Each Below the Kōwhai pattern includes both body size measurements and finished garment measurements in the measurement table at the start of each pattern. Using the Pōhutukawa Dress as an example, a size 14 has the body bust measurement of 100cm and the finished garment has a bust measurement of 105cm. This means the dress has 5cm (2″) of wearable ease.
Knit patterns can have positive and negative ease:
A positive ease knit tee will drape around your body and not cling to it.
A negative ease knit tee will have finished measurements smaller than your body and be more figure hugging.
When making a woven pattern with knit fabric I recommend you sizing down 1-2 sizes depending on the amount of ease you prefer.
Fabric Structure and Weight
Woven fabrics can give a garment more structure and silhouettes can be enhanced with interfacing, lining or boning. Knit fabrics will naturally stretch and conform to the wearers body.
Like woven fabrics, knit fabrics both come in a variety of weights. If the pattern calls for a heavy or medium-weight woven fabric, think about using something stable like a double knit including scuba, ponte knit, roma knit or interlock jersey to name a few. A stable knit will generally have a 2-way stretch and will stretch between 18-25% percentage. If you choose a knit fabric like this you could make your pattern exactly as the pattern suggests.

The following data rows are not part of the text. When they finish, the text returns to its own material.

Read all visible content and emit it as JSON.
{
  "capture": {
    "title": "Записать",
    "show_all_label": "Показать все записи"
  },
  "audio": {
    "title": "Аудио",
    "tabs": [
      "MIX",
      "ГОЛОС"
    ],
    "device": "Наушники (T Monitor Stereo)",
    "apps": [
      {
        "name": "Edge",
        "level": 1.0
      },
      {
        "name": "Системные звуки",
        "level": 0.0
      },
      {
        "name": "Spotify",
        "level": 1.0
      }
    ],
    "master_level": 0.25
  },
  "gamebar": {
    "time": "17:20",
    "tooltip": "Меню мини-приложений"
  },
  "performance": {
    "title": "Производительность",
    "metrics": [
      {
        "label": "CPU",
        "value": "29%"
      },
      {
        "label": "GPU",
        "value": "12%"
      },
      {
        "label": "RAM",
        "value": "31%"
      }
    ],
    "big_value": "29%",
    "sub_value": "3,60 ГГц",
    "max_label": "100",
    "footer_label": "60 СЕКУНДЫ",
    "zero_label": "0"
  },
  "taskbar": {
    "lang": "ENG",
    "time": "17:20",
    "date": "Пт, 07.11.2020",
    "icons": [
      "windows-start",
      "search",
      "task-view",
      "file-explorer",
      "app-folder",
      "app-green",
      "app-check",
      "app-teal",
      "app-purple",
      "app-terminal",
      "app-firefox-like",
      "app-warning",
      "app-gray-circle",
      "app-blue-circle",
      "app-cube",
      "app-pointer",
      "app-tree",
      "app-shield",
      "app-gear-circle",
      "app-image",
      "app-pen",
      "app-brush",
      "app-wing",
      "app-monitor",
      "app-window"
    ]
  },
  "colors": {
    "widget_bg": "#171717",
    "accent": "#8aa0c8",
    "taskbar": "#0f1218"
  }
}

When the pattern calls for a light or fluid fabric like rayon or silk, look for a knit like brushed poly, bamboo, rayon spandex or cotton spandex. If you use a stretchy knit that has a stretch percentage over 50% you will need to make a few fit changes to your favourite woven pattern.
Knit patterns generally have fewer seams then woven patterns, so choosing a pattern with less seams will make your transformations simpler.
Below the Kōwhai’s signature style of relaxed clothing perfect for play and adventure, easily leads to wonderful knit transformation.
What silhouettes does the pattern have and what creates these shapes? What is your personal style?
When transforming a woven pattern to knit, I eliminate bust darts using the fold and remove method (read below to see how I have done this to the Pōhutukawa dress).
Pleats and gathers are easily done in knits.
How are you going to get your garment on and off?
For me, I love knit garments because they pull on or up and closures aren’t required.
So look carefully at your woven pattern, how can the closures translate from woven to knit.
Will buttons drag and stretch your knit fabric?
If you do buttonholes, don’t forgot to interface the whole placket.
Can you get a zip in without stretching the fabric?
Can you eliminate the need for closures altogether?
Construction and Finishing
You can sew knit fabrics on your normal sewing machine with a ‘knit stitch’ (it looks like a lightening bolt), or use a small zig zag stitch, or my favourite and quickest way is on an overlocker!
Knit fabrics won’t fray so the edges don’t need to be prepared at the beginning of construction, saving you heaps of time.
Always use a twin needle or zig zag stitch to hem your knit garments. All knit seams need to be able to stretch.
A normal straight stitch will quickly snap when putting on or off your garment and ruin all your beautiful work.